It's a race, not a fashion show. Okay, so maybe some of us are in fact running to get into shape - none of your beeswax. I know you shot Shape, which is an all-women's race, but you don't get a free pass on the sexist attitude because of that. So your glamour shot examples consist of conventionally beautiful, slim women? I'm a runner, I have leg muscles. Sorry I'm not sorry. I wonder, if you were shooting at the Army Half Marathon, would you be complaining about unglam army boys too?

But either way, glam or unglam, that's none of your business as a race photographer. YOUR job as a race photographer is to snap action shots, not fashion shots. You're supposed to capture the full agony and ecstasy of running. (It wouldn't be called a race if it didn't involve *some* pain.) And if you're not capable of doing that, what kind of photographer are you?
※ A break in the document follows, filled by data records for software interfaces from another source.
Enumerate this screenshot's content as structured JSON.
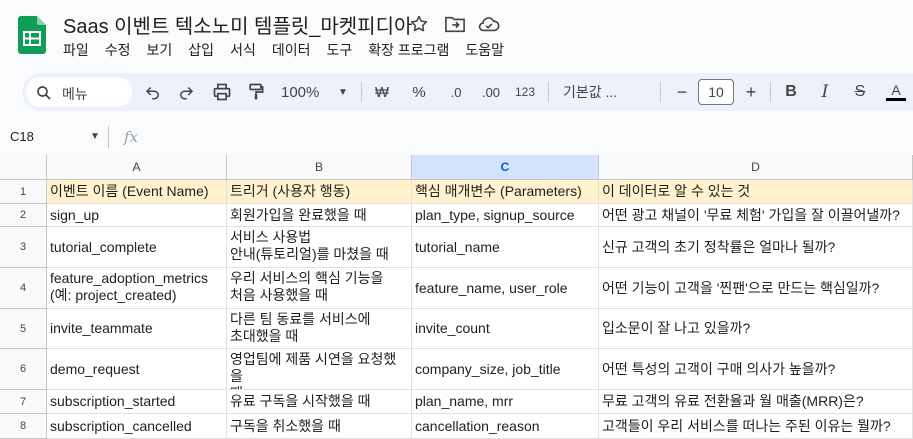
{
  "app": {
    "title": "Saas 이벤트 텍소노미 템플릿_마켓피디아",
    "accent": "#0f9d58"
  },
  "menu": [
    "파일",
    "수정",
    "보기",
    "삽입",
    "서식",
    "데이터",
    "도구",
    "확장 프로그램",
    "도움말"
  ],
  "toolbar": {
    "search_label": "메뉴",
    "zoom": "100%",
    "currency": "₩",
    "percent": "%",
    "dec_decrease": ".0",
    "dec_increase": ".00",
    "number_format": "123",
    "font": "기본값 ...",
    "font_size": "10",
    "bold": "B",
    "italic": "I",
    "strike": "S",
    "text_color": "A"
  },
  "formula_bar": {
    "cell_ref": "C18",
    "fx": "fx",
    "value": ""
  },
  "columns": [
    "A",
    "B",
    "C",
    "D"
  ],
  "selected_column": "C",
  "rows": [
    {
      "n": "1",
      "cells": [
        "이벤트 이름 (Event Name)",
        "트리거 (사용자 행동)",
        "핵심 매개변수 (Parameters)",
        "이 데이터로 알 수 있는 것"
      ]
    },
    {
      "n": "2",
      "cells": [
        "sign_up",
        "회원가입을 완료했을 때",
        "plan_type, signup_source",
        "어떤 광고 채널이 '무료 체험' 가입을 잘 이끌어낼까?"
      ]
    },
    {
      "n": "3",
      "cells": [
        "tutorial_complete",
        "서비스 사용법\n안내(튜토리얼)를 마쳤을 때",
        "tutorial_name",
        "신규 고객의 초기 정착률은 얼마나 될까?"
      ]
    },
    {
      "n": "4",
      "cells": [
        "feature_adoption_metrics\n(예: project_created)",
        "우리 서비스의 핵심 기능을\n처음 사용했을 때",
        "feature_name, user_role",
        "어떤 기능이 고객을 '찐팬'으로 만드는 핵심일까?"
      ]
    },
    {
      "n": "5",
      "cells": [
        "invite_teammate",
        "다른 팀 동료를 서비스에\n초대했을 때",
        "invite_count",
        "입소문이 잘 나고 있을까?"
      ]
    },
    {
      "n": "6",
      "cells": [
        "demo_request",
        "영업팀에 제품 시연을 요청했을\n때",
        "company_size, job_title",
        "어떤 특성의 고객이 구매 의사가 높을까?"
      ]
    },
    {
      "n": "7",
      "cells": [
        "subscription_started",
        "유료 구독을 시작했을 때",
        "plan_name, mrr",
        "무료 고객의 유료 전환율과 월 매출(MRR)은?"
      ]
    },
    {
      "n": "8",
      "cells": [
        "subscription_cancelled",
        "구독을 취소했을 때",
        "cancellation_reason",
        "고객들이 우리 서비스를 떠나는 주된 이유는 뭘까?"
      ]
    }
  ]
}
Finally, what gets to me the most is that your 'advice' is completely unsolicited. You didn't offer it because someone complained to you about hideous race photos and asked what they could do about them. (Photoshop. Or don't run, perhaps.) You're offering it because YOU think we don't look 'glam' enough for YOUR taste.

Do I give a flying fish what you think I look like while running? Not one bit. So please keep your nose out of it - or next race, you can get a pretty little photo of pretty little me flipping you the pretty little bird.


The Genetically Challenged Athlete

PS: Later edit: it was Holly who first alerted me to the original post. Her post is awfully polite.
Fit and Feminist puts it better than I ever will.

I genuinely appreciate the time and effort put in by race photographers - who instead of running into a breeze have to stand out there in the hot sun for hours and hours. I especially appreciate the ones who volunteer - you're all heroes! But I don't care if my unglam photos ruin someone's album.

PPS: Husband, on reading the offending post: "Wow, I dunno why some guys think it's okay to say really stupid things if they add 'hurhur' or 'don't take it so seriously' afterward." So that's pretty much my final word on it - that was some really stupid advice. It's a blog, feel free to disagree. Ok, I'm done now!